What is a Peptide Bond? Understanding Protein Building Blocks

Peptide bonds form the backbone of proteins by linking amino acids through a covalent bond via a condensation reaction.

Understanding Peptide Bonds

Peptide bonds are the chemical threads that string amino acids together into proteins, which are crucial for various functions within living organisms.

These bonds are both strong and intricate, acting as the backbone of protein structure.

Basics of Peptide Bonds

A peptide bond is a covalent chemical bond that links the carboxyl group of one amino acid with the amino group of another.

This bond is a type of amide linkage, forming the primary connection between amino acids in the backbone of peptides and proteins.

The stability and unique properties of peptide bonds stem from their double bond character, which is a result of resonance — a condition where electrons are delocalized over multiple atoms allowing the bond to assume different forms.

  • Components Involved: Amino acids, carboxyl group (-COOH), amine group (-NH2)
  • Bond Type: Covalent, has characteristics of a double bond due to resonance

Formation and Characteristics

Peptide bonds form via a condensation reaction when the carboxyl group of one amino acid reacts with the amino group of another.

This reaction is accompanied by the release of a water molecule.

The peptide bond itself has partial double bond character preventing rotation, which contributes to the rigidity and planarity of protein structure.

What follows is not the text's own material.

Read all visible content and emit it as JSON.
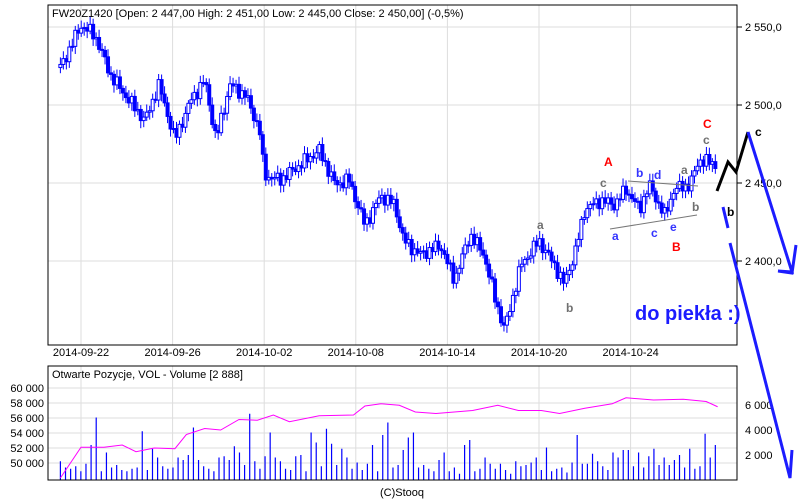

  • Reaction Type: Condensation reaction, also known as a dehydration synthesis
  • Bond Properties: Partial double bond character, planar, rigid

For those keen on exploring the detailed mechanism of how a peptide bond forms, including the relevance of resonance and the nature of the condensation reaction that releases water, there are helpful resources available such as the Peptides Guide and the Biology Dictionary.

These resources provide a further grasp of the fundamental nature of peptide bonds and their role in protein structure and function.

Peptide Bonds in Biological Processes

Two amino acids bonded by a peptide bond, forming a dipeptide.</p><p>The carboxyl group of one amino acid reacts with the amino group of another, releasing a water molecule

Peptide bonds are crucial for maintaining the complex structure of proteins and enabling the breakdown of proteins during digestion.

They play a central role in countless biological processes, defining the morphology and function of proteins in living systems.

Role in Protein Structure

Peptide bonds are the chemical links between amino acid residues in a protein chain.

Each bond forms through a dehydration synthesis reaction between the amine group of one amino acid and the carboxylic acid group of another.

This reaction results in a stable covalent bond, connecting a sequence of amino acids into a long chain called a polypeptide.

These chains fold into specific three-dimensional shapes, a process vital for the protein to become functional.

The unique folding patterns of proteins are determined by the sequence of amino acids and the peptide bonds that link them.

Structurally, peptide bonds are planar and rigid, which contributes to the overall stable conformation of proteins.

Digestion and Proteolysis

During digestion, proteins in the food must be broken down into their constituent amino acids, a process mediated by enzymes known as proteases.

These enzymes catalyze the hydrolysis of peptide bonds in a highly specific and efficient manner.

The cleavage of peptide bonds through hydrolysis is a crucial step, enabling the body to absorb amino acids and recycle them in the synthesis of new proteins.

The specific sites where proteases cut within a peptide chain depend on the exposed residues of the protein being digested.

The controlled breakdown of peptide bonds not only aids in nutrition but also in the regulation of biological processes, as it can activate or deactivate certain proteins or peptides.

An example of the importance of proteolysis can be seen with enzymes, which often are synthesized as inactive precursors that are later activated by proteolysis.